* Try it *
Below are records that must be duplicated exactly.

(Recorded data)

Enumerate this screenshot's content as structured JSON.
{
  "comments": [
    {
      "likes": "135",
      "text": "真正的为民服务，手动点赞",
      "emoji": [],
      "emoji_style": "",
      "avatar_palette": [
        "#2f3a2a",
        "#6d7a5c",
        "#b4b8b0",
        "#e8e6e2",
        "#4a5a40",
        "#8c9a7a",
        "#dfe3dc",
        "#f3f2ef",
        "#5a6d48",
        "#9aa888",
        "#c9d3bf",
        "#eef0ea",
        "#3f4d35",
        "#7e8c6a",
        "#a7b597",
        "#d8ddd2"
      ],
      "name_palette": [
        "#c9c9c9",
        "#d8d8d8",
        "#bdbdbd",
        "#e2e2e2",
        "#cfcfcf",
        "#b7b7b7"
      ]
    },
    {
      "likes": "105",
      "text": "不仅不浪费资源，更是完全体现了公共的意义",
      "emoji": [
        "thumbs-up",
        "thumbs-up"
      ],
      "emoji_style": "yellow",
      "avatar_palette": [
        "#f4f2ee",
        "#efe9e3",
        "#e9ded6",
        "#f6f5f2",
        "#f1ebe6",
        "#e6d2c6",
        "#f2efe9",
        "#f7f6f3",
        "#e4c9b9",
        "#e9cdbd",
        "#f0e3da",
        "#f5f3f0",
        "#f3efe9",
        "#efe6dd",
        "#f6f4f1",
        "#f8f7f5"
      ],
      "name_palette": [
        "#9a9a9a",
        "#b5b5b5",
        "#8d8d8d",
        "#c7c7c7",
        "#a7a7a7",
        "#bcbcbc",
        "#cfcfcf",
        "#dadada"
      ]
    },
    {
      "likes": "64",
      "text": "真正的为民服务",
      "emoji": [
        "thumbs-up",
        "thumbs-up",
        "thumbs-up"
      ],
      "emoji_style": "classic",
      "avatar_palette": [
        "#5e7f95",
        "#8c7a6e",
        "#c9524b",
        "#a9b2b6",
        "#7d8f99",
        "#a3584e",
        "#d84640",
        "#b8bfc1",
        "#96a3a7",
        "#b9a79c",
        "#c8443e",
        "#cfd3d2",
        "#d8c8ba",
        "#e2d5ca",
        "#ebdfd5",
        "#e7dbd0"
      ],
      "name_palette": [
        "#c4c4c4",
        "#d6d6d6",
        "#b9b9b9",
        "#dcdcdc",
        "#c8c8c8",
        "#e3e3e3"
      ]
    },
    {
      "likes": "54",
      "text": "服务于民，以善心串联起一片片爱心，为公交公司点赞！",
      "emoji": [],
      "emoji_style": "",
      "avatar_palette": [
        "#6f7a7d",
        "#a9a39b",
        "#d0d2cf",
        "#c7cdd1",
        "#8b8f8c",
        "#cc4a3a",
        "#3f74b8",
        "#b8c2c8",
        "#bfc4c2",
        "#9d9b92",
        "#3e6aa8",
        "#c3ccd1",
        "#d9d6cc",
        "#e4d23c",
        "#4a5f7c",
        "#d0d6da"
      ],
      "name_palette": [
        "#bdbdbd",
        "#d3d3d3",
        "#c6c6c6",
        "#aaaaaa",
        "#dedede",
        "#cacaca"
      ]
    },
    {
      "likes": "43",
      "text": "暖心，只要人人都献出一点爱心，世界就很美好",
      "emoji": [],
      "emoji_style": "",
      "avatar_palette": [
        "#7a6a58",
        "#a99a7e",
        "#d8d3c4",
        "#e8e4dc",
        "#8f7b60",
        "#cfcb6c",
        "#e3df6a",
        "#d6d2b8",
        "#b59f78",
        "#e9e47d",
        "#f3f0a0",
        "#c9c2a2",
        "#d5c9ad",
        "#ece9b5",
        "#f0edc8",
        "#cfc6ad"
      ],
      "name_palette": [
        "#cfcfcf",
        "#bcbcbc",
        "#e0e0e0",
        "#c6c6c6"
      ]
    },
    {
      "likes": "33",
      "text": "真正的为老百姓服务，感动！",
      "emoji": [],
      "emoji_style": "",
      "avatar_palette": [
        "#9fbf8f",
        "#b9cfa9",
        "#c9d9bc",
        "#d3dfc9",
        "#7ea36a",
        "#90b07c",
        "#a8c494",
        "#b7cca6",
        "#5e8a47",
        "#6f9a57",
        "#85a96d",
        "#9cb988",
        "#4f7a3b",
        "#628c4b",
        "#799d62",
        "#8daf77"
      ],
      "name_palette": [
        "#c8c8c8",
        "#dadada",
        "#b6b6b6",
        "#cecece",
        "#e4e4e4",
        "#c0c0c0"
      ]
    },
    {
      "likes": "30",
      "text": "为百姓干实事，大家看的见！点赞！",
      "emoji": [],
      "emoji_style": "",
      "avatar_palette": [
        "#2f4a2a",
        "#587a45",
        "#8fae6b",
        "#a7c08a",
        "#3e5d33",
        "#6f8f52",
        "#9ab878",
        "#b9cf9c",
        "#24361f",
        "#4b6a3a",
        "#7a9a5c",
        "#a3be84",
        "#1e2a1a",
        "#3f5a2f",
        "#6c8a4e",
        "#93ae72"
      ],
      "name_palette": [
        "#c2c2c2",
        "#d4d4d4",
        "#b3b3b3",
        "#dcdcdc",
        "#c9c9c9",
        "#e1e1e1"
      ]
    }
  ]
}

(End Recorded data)

* Solution *
Enumerate this screenshot's content as structured JSON.
{
  "comments": [
    {
      "likes": "135",
      "text": "真正的为民服务，手动点赞",
      "emoji": [],
      "emoji_style": "",
      "avatar_palette": [
        "#2f3a2a",
        "#6d7a5c",
        "#b4b8b0",
        "#e8e6e2",
        "#4a5a40",
        "#8c9a7a",
        "#dfe3dc",
        "#f3f2ef",
        "#5a6d48",
        "#9aa888",
        "#c9d3bf",
        "#eef0ea",
        "#3f4d35",
        "#7e8c6a",
        "#a7b597",
        "#d8ddd2"
      ],
      "name_palette": [
        "#c9c9c9",
        "#d8d8d8",
        "#bdbdbd",
        "#e2e2e2",
        "#cfcfcf",
        "#b7b7b7"
      ]
    },
    {
      "likes": "105",
      "text": "不仅不浪费资源，更是完全体现了公共的意义",
      "emoji": [
        "thumbs-up",
        "thumbs-up"
      ],
      "emoji_style": "yellow",
      "avatar_palette": [
        "#f4f2ee",
        "#efe9e3",
        "#e9ded6",
        "#f6f5f2",
        "#f1ebe6",
        "#e6d2c6",
        "#f2efe9",
        "#f7f6f3",
        "#e4c9b9",
        "#e9cdbd",
        "#f0e3da",
        "#f5f3f0",
        "#f3efe9",
        "#efe6dd",
        "#f6f4f1",
        "#f8f7f5"
      ],
      "name_palette": [
        "#9a9a9a",
        "#b5b5b5",
        "#8d8d8d",
        "#c7c7c7",
        "#a7a7a7",
        "#bcbcbc",
        "#cfcfcf",
        "#dadada"
      ]
    },
    {
      "likes": "64",
      "text": "真正的为民服务",
      "emoji": [
        "thumbs-up",
        "thumbs-up",
        "thumbs-up"
      ],
      "emoji_style": "classic",
      "avatar_palette": [
        "#5e7f95",
        "#8c7a6e",
        "#c9524b",
        "#a9b2b6",
        "#7d8f99",
        "#a3584e",
        "#d84640",
        "#b8bfc1",
        "#96a3a7",
        "#b9a79c",
        "#c8443e",
        "#cfd3d2",
        "#d8c8ba",
        "#e2d5ca",
        "#ebdfd5",
        "#e7dbd0"
      ],
      "name_palette": [
        "#c4c4c4",
        "#d6d6d6",
        "#b9b9b9",
        "#dcdcdc",
        "#c8c8c8",
        "#e3e3e3"
      ]
    },
    {
      "likes": "54",
      "text": "服务于民，以善心串联起一片片爱心，为公交公司点赞！",
      "emoji": [],
      "emoji_style": "",
      "avatar_palette": [
        "#6f7a7d",
        "#a9a39b",
        "#d0d2cf",
        "#c7cdd1",
        "#8b8f8c",
        "#cc4a3a",
        "#3f74b8",
        "#b8c2c8",
        "#bfc4c2",
        "#9d9b92",
        "#3e6aa8",
        "#c3ccd1",
        "#d9d6cc",
        "#e4d23c",
        "#4a5f7c",
        "#d0d6da"
      ],
      "name_palette": [
        "#bdbdbd",
        "#d3d3d3",
        "#c6c6c6",
        "#aaaaaa",
        "#dedede",
        "#cacaca"
      ]
    },
    {
      "likes": "43",
      "text": "暖心，只要人人都献出一点爱心，世界就很美好",
      "emoji": [],
      "emoji_style": "",
      "avatar_palette": [
        "#7a6a58",
        "#a99a7e",
        "#d8d3c4",
        "#e8e4dc",
        "#8f7b60",
        "#cfcb6c",
        "#e3df6a",
        "#d6d2b8",
        "#b59f78",
        "#e9e47d",
        "#f3f0a0",
        "#c9c2a2",
        "#d5c9ad",
        "#ece9b5",
        "#f0edc8",
        "#cfc6ad"
      ],
      "name_palette": [
        "#cfcfcf",
        "#bcbcbc",
        "#e0e0e0",
        "#c6c6c6"
      ]
    },
    {
      "likes": "33",
      "text": "真正的为老百姓服务，感动！",
      "emoji": [],
      "emoji_style": "",
      "avatar_palette": [
        "#9fbf8f",
        "#b9cfa9",
        "#c9d9bc",
        "#d3dfc9",
        "#7ea36a",
        "#90b07c",
        "#a8c494",
        "#b7cca6",
        "#5e8a47",
        "#6f9a57",
        "#85a96d",
        "#9cb988",
        "#4f7a3b",
        "#628c4b",
        "#799d62",
        "#8daf77"
      ],
      "name_palette": [
        "#c8c8c8",
        "#dadada",
        "#b6b6b6",
        "#cecece",
        "#e4e4e4",
        "#c0c0c0"
      ]
    },
    {
      "likes": "30",
      "text": "为百姓干实事，大家看的见！点赞！",
      "emoji": [],
      "emoji_style": "",
      "avatar_palette": [
        "#2f4a2a",
        "#587a45",
        "#8fae6b",
        "#a7c08a",
        "#3e5d33",
        "#6f8f52",
        "#9ab878",
        "#b9cf9c",
        "#24361f",
        "#4b6a3a",
        "#7a9a5c",
        "#a3be84",
        "#1e2a1a",
        "#3f5a2f",
        "#6c8a4e",
        "#93ae72"
      ],
      "name_palette": [
        "#c2c2c2",
        "#d4d4d4",
        "#b3b3b3",
        "#dcdcdc",
        "#c9c9c9",
        "#e1e1e1"
      ]
    }
  ]
}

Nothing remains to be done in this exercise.